What’s your five-year plan? What about ten years from now? Twenty? Making plans is all very good and fine, but experience tells us that planning can only do so much. So what is the advantage of life planning, or end-of-life planning, as it is more often termed? For one thing, you can’t plan the end of your life if it has already ended. It’s also difficult to plan the end of your life while it’s happening. Still, statistics show that only 20-30 percent of Americans put their healthcare wishes into writing. The time for end-of-life planning is now so that when that time does come, you and your family members will be prepared financially and otherwise to deal with everything.
Plan now to make things easier later
When someone’s life draws to a close, there is actually quite a lot to consider and plan. Multiple decisions will come before the funeral planning is necessary, such as making an advanced directive, appointing a power of attorney, creating a living will, and obtaining adequate end-of-life care to ensure comfort, among other personal and financial planning matters. With so much to discuss and settle, it’s no surprise that the entire enterprise is given the name end-of-life planning.
Now imagine dealing with all of these decisions when you are at your lowest health, or leaving all of the planning for your closest loved ones while they are coming to terms with your passing. Although end-of-life planning might not sound cheerful, it’s doesn’t have to be a negative experience if you opt to do it in advance.
Make your plans flexible and documents fluid
It’s important to note that even if you’re really on the ball and have everything in place by the time you’re 50, things will still change and you must allow for such changes as the years pass. “End-of-life plans are not one-time events,” says Dr. Julie Masters, chair of the Department of Gerontology at the University of Nebraska at Omaha. “Documents should be fluid.
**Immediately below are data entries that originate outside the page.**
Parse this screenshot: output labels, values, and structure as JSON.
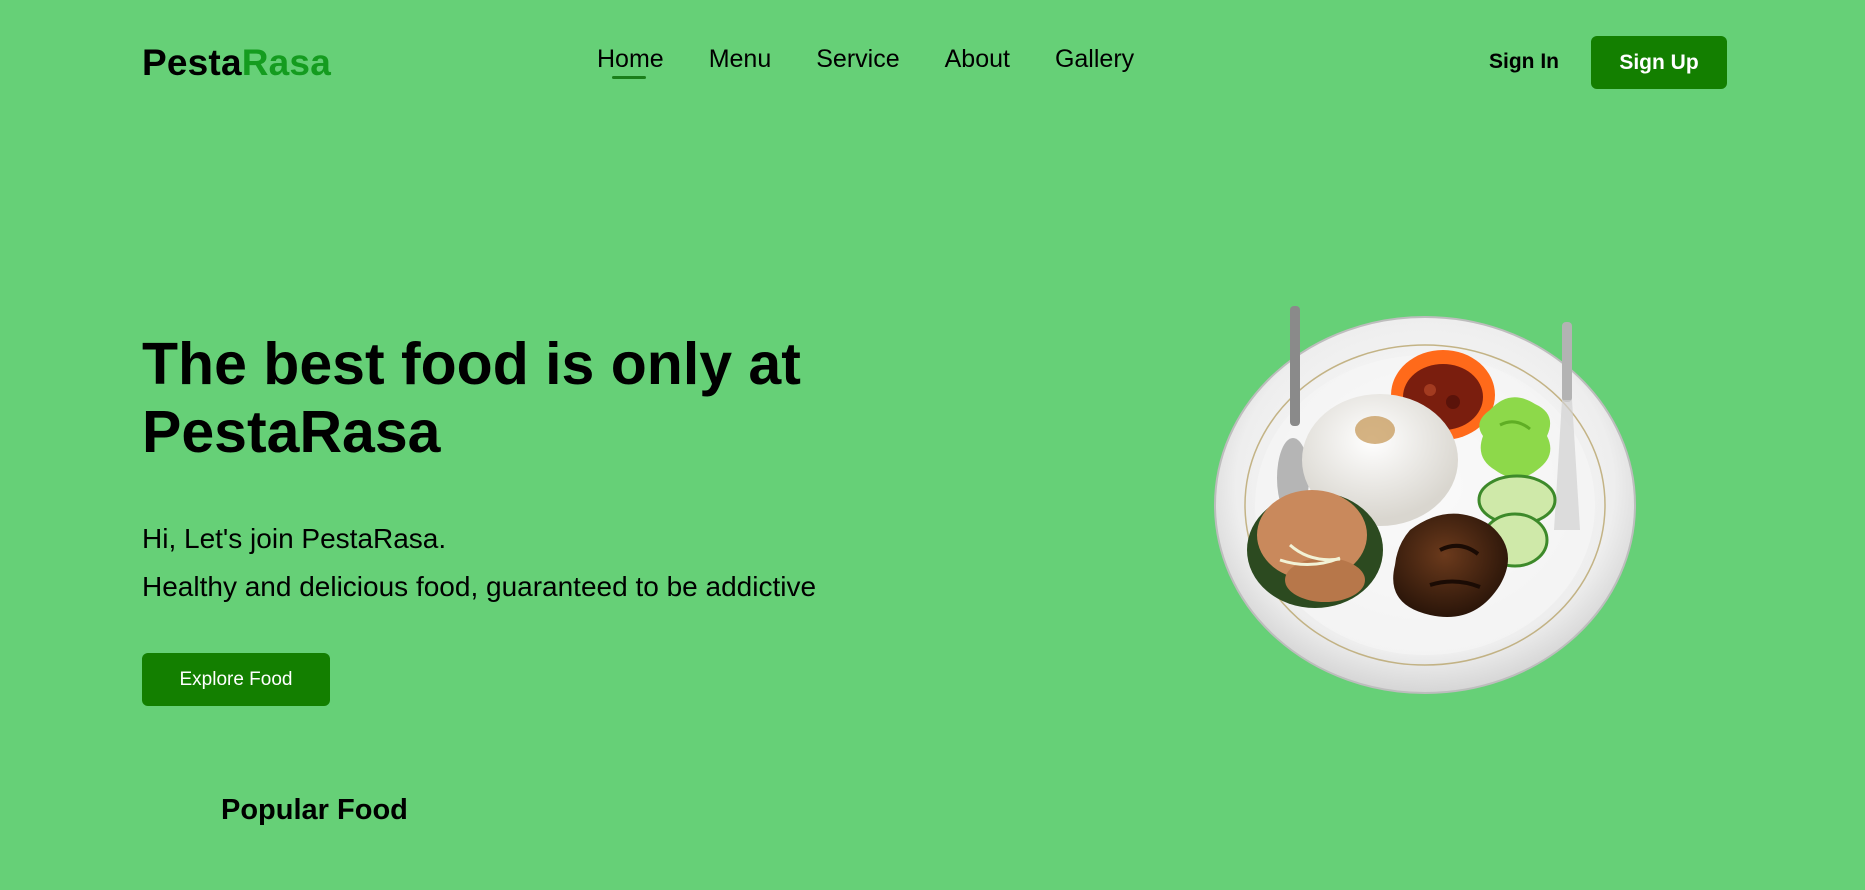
{
  "brand": {
    "part1": "Pesta",
    "part2": "Rasa"
  },
  "nav": {
    "items": [
      {
        "label": "Home",
        "active": true
      },
      {
        "label": "Menu",
        "active": false
      },
      {
        "label": "Service",
        "active": false
      },
      {
        "label": "About",
        "active": false
      },
      {
        "label": "Gallery",
        "active": false
      }
    ]
  },
  "auth": {
    "sign_in": "Sign In",
    "sign_up": "Sign Up"
  },
  "hero": {
    "title_line1": "The best food is only at",
    "title_line2": "PestaRasa",
    "subtitle_line1": "Hi, Let's join PestaRasa.",
    "subtitle_line2": "Healthy and delicious food, guaranteed to be addictive",
    "cta": "Explore Food"
  },
  "sections": {
    "popular_title": "Popular Food"
  },
  "colors": {
    "background": "#66d077",
    "brand_accent": "#149c1f",
    "button": "#137f00"
  },
  "hero_image": {
    "subject": "plate-of-food"
  }
}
Revise periodically, for instance, at age 50, 80, 90, etc. Regularly have conversations with financial planners and doctors as well as family members.”
If you are coming to the planning party a little late in the game, you’ll obviously like to be more specific about your plans, particularly if you’ve been diagnosed with a terminal disease. Still, the benefits whenever you choose to do end-of-life planning is that you’ll start having conversations that are both necessary and meaningful. There’s no perfect time to start your planning, but sooner is always better than later.
Focus on values, health issues, and scenarios
Just like any type of planning, end-of-life planning should have three main areas of focus: the carrying out of your beliefs and values, possible health issues and the necessary treatments, and your desires in different scenarios from a stroke to advanced Alzheimer’s. It may be difficult to contemplate such things happening, but with a little planning and consideration, you and your family will all feel much more at peace before and during the event.
It’s evident that making decisions regarding end-of-life planning is much more difficult during a crisis situation, so don’t wait until you are “older” or seriously ill. Instead, take action and make decisions now to feel empowered and at peace. If your financial situation is what’s keeping you from making a plan, get help today to cover the costs and obtain better peace of mind for everyone.
Ms. Harris is a freelance writer and editor who enjoys reading, triathlons, and baking.